Tee Ceremony

Hackers come from all over Japan to worship at the shrine of the golf goddess

The other monks told Seiko Omi not to do it. Even his wife, Mieko, told him the idea was too eccentric. But Omi was determined; his mind had been consumed by the vision for nearly four years. So when in October 1990 he was elevated to daiosho, or great monk, at Zenshoji, a 430-year-old Zen temple in Annaka, Japan, Omi finally carried out his dream of creating one of the world's most unusual religious icons: the golf Kannon.

Omi says that the statue was not meant to be a gimmick. Nor was it meant only for golfers. But if you climb the white gravel road to the temple at the base of Zuirin Mountain, you will sec day-trippers from Takasaki and weekenders from Tokyo praying, meditating and offering Top-Flites, Titleists and thousand-yen notes to the gray stone image of the Buddhist goddess of mercy, Kannon. In her right hand the Enlightened One holds a putter; in her left, a golf ball. Behind the statue, instead of the traditional fan of lotus blossoms, are 13 drivers. And above these, in Japanese, are the words HOLE IN ONE.

The worshipers aren't aspiring to a higher plane of consciousness. They are here seeking to lower their scores on the links. Omi, 56, whose family has produced monks for 20 generations, has no doubt that Buddhism can help them.

"Practicing Buddhist meditation teaches you to calm down and increase your powers of concentration," he says. "The power to concentrate is good for everything, especially golf."

There are few sleepier places in Japan than Annaka, a community of 40,000 in Gumma prefecture, about three hours northwest of Tokyo. The local people are mostly farmers, struggling to squeeze out a living from their rice paddies and wheat fields. Golf courses, however, have put Annaka on the map. Players come from faraway prefectures to tee up at four courses that are within a 10-minute drive of Zenshoji.

The farmers knew a greener fairway when they saw it. A number left their paddies and fields and took up caddying, clubhouse work and course maintenance. Their new occupations, however, were not without certain risks. "There were some accidents," Omi says. "People working on the courses were getting hit with golf balls, some in the head."
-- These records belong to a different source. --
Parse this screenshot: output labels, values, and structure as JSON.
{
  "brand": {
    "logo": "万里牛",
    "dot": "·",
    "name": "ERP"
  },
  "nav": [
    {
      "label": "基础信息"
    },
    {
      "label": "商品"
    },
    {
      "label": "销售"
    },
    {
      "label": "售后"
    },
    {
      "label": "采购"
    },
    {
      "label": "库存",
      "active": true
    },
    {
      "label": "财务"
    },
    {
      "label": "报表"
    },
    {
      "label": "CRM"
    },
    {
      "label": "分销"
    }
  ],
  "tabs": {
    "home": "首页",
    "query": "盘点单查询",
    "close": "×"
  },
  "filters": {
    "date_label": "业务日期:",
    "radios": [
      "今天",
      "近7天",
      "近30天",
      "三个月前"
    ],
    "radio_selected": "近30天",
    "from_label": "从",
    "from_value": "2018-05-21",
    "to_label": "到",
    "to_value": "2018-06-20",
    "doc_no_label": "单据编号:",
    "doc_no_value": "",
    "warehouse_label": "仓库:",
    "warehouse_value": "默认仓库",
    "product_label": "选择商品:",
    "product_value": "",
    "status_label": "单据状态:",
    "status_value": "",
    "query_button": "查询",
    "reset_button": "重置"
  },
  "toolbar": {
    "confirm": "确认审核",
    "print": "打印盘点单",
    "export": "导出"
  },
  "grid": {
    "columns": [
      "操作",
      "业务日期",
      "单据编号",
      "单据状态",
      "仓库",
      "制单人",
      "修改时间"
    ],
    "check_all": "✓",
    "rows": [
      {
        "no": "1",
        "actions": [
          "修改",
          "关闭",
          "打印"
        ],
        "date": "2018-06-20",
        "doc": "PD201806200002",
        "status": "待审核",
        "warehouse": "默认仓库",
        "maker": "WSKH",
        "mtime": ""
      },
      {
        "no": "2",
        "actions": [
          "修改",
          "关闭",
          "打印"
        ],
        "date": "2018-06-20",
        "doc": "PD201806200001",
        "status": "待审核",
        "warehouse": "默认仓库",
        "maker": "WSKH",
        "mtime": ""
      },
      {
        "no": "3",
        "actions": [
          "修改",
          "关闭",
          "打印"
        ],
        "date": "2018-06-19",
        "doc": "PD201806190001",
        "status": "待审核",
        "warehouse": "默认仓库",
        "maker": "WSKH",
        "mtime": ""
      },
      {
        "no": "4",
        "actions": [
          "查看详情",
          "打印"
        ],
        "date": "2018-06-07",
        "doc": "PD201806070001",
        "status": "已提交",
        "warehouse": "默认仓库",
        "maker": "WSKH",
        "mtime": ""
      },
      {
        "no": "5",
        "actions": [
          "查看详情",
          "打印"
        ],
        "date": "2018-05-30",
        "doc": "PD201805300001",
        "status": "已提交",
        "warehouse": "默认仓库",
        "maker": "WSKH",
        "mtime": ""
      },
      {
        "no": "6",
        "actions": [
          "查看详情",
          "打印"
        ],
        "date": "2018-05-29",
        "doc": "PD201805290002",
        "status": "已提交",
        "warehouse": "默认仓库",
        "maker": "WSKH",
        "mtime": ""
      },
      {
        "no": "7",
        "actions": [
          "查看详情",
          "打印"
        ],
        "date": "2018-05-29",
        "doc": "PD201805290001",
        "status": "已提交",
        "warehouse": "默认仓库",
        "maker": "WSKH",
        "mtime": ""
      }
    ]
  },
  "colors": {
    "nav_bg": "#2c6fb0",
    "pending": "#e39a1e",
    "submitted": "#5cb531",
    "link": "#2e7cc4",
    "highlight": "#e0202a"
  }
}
The problem preyed on Omi's mind. During a meditation, inspiration came. He would design a Kannon specifically to protect devotees. Omi chose 14 Buddhist precepts he believed would help golfers. After all, the straighter they shoot, the less likely they are to conk someone. The precepts are the eightfold noble path of Buddhism—right view, right thought, right speech, right behavior, right livelihood, right effort, right mindfulness and right concentration—and six other tenets: kindness, honesty, optimism, maximum effort, proper posture and breathing, and the pursuit of truth. The putter in the Kannon's hand and the 13 drivers arrayed behind her symbolize these precepts.

Immediately upon his elevation to daiosho, Omi commissioned a local stone cutter to sculpt the Kannon, and it wasn't long before word of the new shrine traveled farther than a John Daly drive. "There has been a tremendous increase in the number of worshipers since it has been here," Omi says. "People come to pray for better scores and holes in one." He estimates that at least 3,000 people have visited the Kannon since its installation.

Omi knows that traditionalists are critical of his creation. But he says he is building a bridge to a new generation: "Young people have been staying away from religion. But with the golf boom in Japan, many young people play, and this has been a good way to move their attention toward Buddhism."

Omi has also become more attuned to the frustrations and failings of his newfound flock. "To be a good golfer you need a peaceful mind," he says. "Usually when they practice, most golfers observe the precepts wonderfully. But when they play in a tournament or competition, they forget the peaceful mind they normally have."

Omi knows something about the inner turmoil of golfers. He's a 36 handicap. But what happens when this Buddhist monk butchers an approach shot? Does he chuck his club and curse, or can he maintain a calm and peaceful mind?

He throws back his head and laughs. "I'm trying," he says.



The Enlightened One helps Omi keep calm on the course.